* [The task]:
Could you copy the data that follows exactly as written, but drop the pictures?

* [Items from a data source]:
╭──
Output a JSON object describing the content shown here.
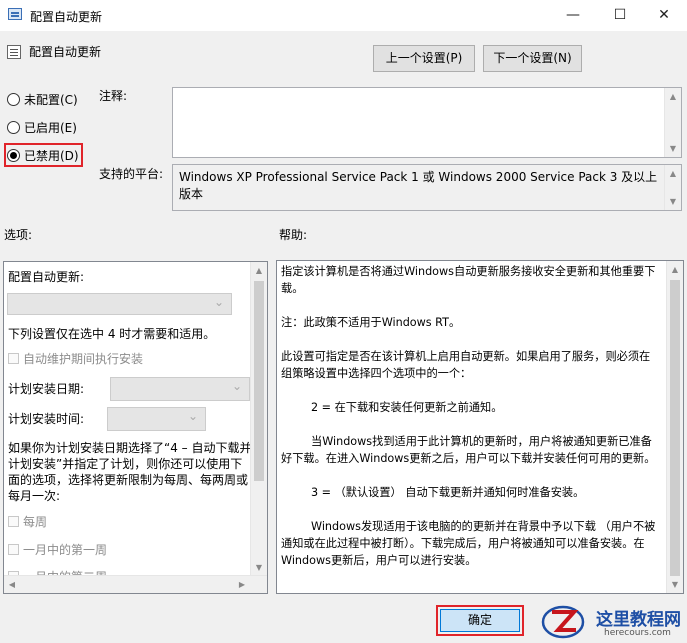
{
  "window": {
    "title": "配置自动更新",
    "minimize": "—",
    "maximize": "☐",
    "close": "✕"
  },
  "header": {
    "policy_name": "配置自动更新",
    "prev_button": "上一个设置(P)",
    "next_button": "下一个设置(N)"
  },
  "state": {
    "options": [
      {
        "label": "未配置(C)",
        "selected": false
      },
      {
        "label": "已启用(E)",
        "selected": false
      },
      {
        "label": "已禁用(D)",
        "selected": true
      }
    ]
  },
  "comment": {
    "label": "注释:",
    "value": ""
  },
  "platform": {
    "label": "支持的平台:",
    "value": "Windows XP Professional Service Pack 1 或 Windows 2000 Service Pack 3 及以上版本"
  },
  "options_section": {
    "title": "选项:",
    "config_label": "配置自动更新:",
    "config_value": "",
    "note": "下列设置仅在选中 4 时才需要和适用。",
    "maintenance_checkbox": "自动维护期间执行安装",
    "schedule_day_label": "计划安装日期:",
    "schedule_time_label": "计划安装时间:",
    "schedule_description": "如果你为计划安装日期选择了“4 – 自动下载并计划安装”并指定了计划，则你还可以使用下面的选项，选择将更新限制为每周、每两周或每月一次:",
    "weekly": "每周",
    "first_week": "一月中的第一周",
    "second_week": "一月中的第二周"
  },
  "help_section": {
    "title": "帮助:",
    "paragraphs": [
      "指定该计算机是否将通过Windows自动更新服务接收安全更新和其他重要下载。",
      "注：此政策不适用于Windows RT。",
      "此设置可指定是否在该计算机上启用自动更新。如果启用了服务，则必须在组策略设置中选择四个选项中的一个：",
      "2 = 在下载和安装任何更新之前通知。",
      "当Windows找到适用于此计算机的更新时，用户将被通知更新已准备好下载。在进入Windows更新之后，用户可以下载并安装任何可用的更新。",
      "3 = （默认设置） 自动下载更新并通知何时准备安装。",
      "Windows发现适用于该电脑的的更新并在背景中予以下载 （用户不被通知或在此过程中被打断）。下载完成后，用户将被通知可以准备安装。在Windows更新后，用户可以进行安装。"
    ]
  },
  "footer": {
    "ok_button": "确定"
  },
  "watermark": {
    "name": "这里教程网",
    "url": "herecours.com"
  },
  "colors": {
    "highlight": "#e0242a",
    "ok_accent": "#0078d7"
  }
}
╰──
* [Exercise output]:
Output a JSON object describing the content shown here.
{
  "window": {
    "title": "配置自动更新",
    "minimize": "—",
    "maximize": "☐",
    "close": "✕"
  },
  "header": {
    "policy_name": "配置自动更新",
    "prev_button": "上一个设置(P)",
    "next_button": "下一个设置(N)"
  },
  "state": {
    "options": [
      {
        "label": "未配置(C)",
        "selected": false
      },
      {
        "label": "已启用(E)",
        "selected": false
      },
      {
        "label": "已禁用(D)",
        "selected": true
      }
    ]
  },
  "comment": {
    "label": "注释:",
    "value": ""
  },
  "platform": {
    "label": "支持的平台:",
    "value": "Windows XP Professional Service Pack 1 或 Windows 2000 Service Pack 3 及以上版本"
  },
  "options_section": {
    "title": "选项:",
    "config_label": "配置自动更新:",
    "config_value": "",
    "note": "下列设置仅在选中 4 时才需要和适用。",
    "maintenance_checkbox": "自动维护期间执行安装",
    "schedule_day_label": "计划安装日期:",
    "schedule_time_label": "计划安装时间:",
    "schedule_description": "如果你为计划安装日期选择了“4 – 自动下载并计划安装”并指定了计划，则你还可以使用下面的选项，选择将更新限制为每周、每两周或每月一次:",
    "weekly": "每周",
    "first_week": "一月中的第一周",
    "second_week": "一月中的第二周"
  },
  "help_section": {
    "title": "帮助:",
    "paragraphs": [
      "指定该计算机是否将通过Windows自动更新服务接收安全更新和其他重要下载。",
      "注：此政策不适用于Windows RT。",
      "此设置可指定是否在该计算机上启用自动更新。如果启用了服务，则必须在组策略设置中选择四个选项中的一个：",
      "2 = 在下载和安装任何更新之前通知。",
      "当Windows找到适用于此计算机的更新时，用户将被通知更新已准备好下载。在进入Windows更新之后，用户可以下载并安装任何可用的更新。",
      "3 = （默认设置） 自动下载更新并通知何时准备安装。",
      "Windows发现适用于该电脑的的更新并在背景中予以下载 （用户不被通知或在此过程中被打断）。下载完成后，用户将被通知可以准备安装。在Windows更新后，用户可以进行安装。"
    ]
  },
  "footer": {
    "ok_button": "确定"
  },
  "watermark": {
    "name": "这里教程网",
    "url": "herecours.com"
  },
  "colors": {
    "highlight": "#e0242a",
    "ok_accent": "#0078d7"
  }
}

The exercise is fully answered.